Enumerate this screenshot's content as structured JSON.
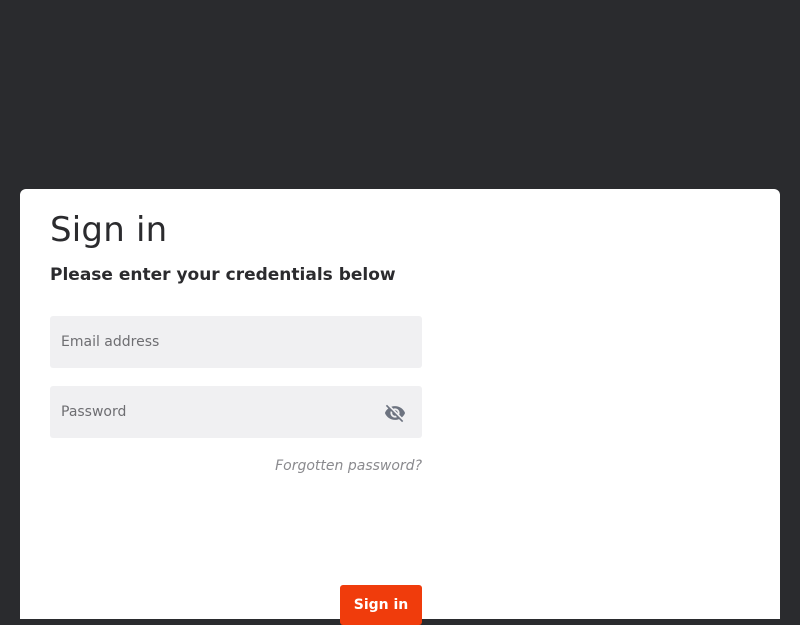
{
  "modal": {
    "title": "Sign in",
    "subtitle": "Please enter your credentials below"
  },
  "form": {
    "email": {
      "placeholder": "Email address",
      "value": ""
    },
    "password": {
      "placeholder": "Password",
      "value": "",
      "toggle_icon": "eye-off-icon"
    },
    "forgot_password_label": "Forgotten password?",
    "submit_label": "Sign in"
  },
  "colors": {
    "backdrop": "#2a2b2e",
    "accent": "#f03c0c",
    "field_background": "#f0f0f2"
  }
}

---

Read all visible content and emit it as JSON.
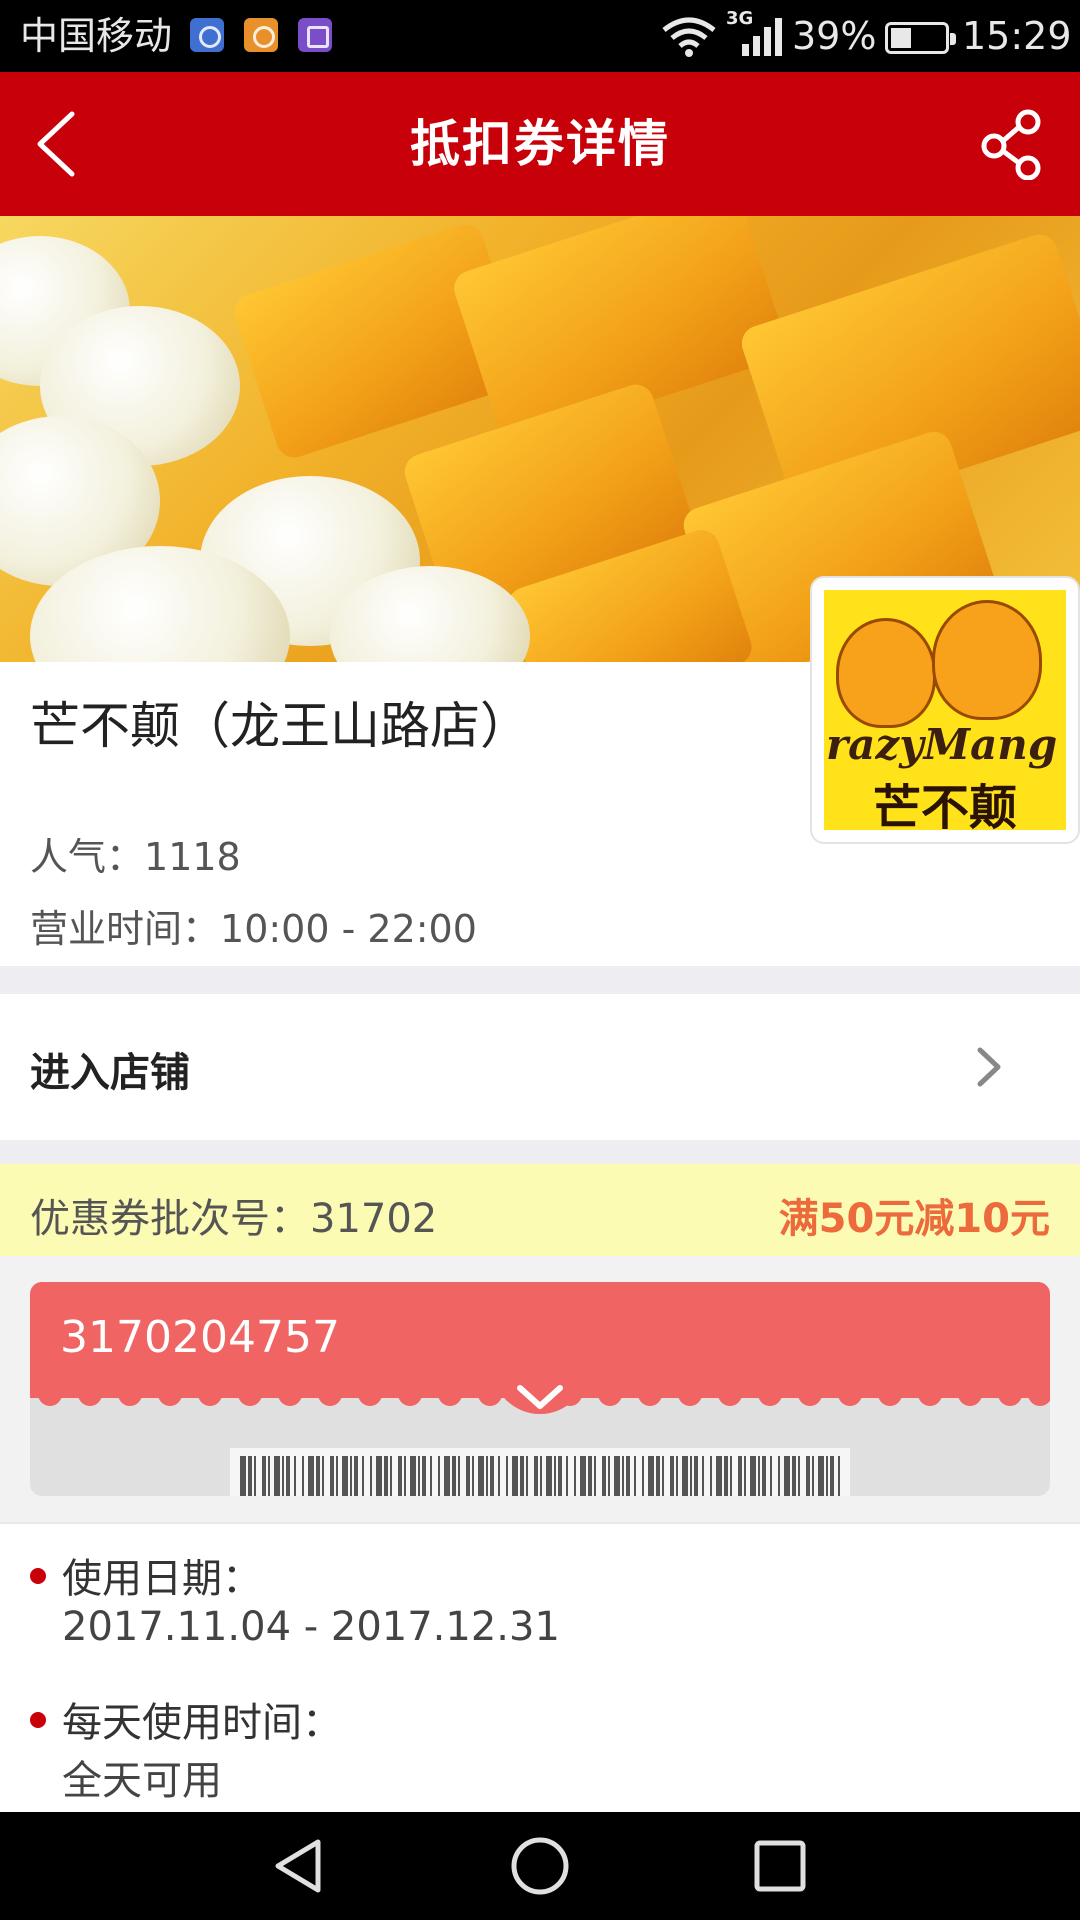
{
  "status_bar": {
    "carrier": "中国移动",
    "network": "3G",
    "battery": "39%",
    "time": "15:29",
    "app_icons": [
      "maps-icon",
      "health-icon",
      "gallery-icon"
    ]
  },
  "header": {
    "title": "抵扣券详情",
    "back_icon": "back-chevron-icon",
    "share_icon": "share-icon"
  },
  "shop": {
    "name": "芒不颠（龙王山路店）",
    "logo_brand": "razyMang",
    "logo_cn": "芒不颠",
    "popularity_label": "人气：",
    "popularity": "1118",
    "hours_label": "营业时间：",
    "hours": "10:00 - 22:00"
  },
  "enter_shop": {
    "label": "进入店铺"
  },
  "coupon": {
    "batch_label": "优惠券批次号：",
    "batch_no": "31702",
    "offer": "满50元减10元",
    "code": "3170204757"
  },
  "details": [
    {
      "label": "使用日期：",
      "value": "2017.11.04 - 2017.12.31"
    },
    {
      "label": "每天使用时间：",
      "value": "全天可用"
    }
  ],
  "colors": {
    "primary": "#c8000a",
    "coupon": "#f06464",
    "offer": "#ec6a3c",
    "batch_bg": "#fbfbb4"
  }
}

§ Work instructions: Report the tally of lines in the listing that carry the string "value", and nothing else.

§ Written answer: 4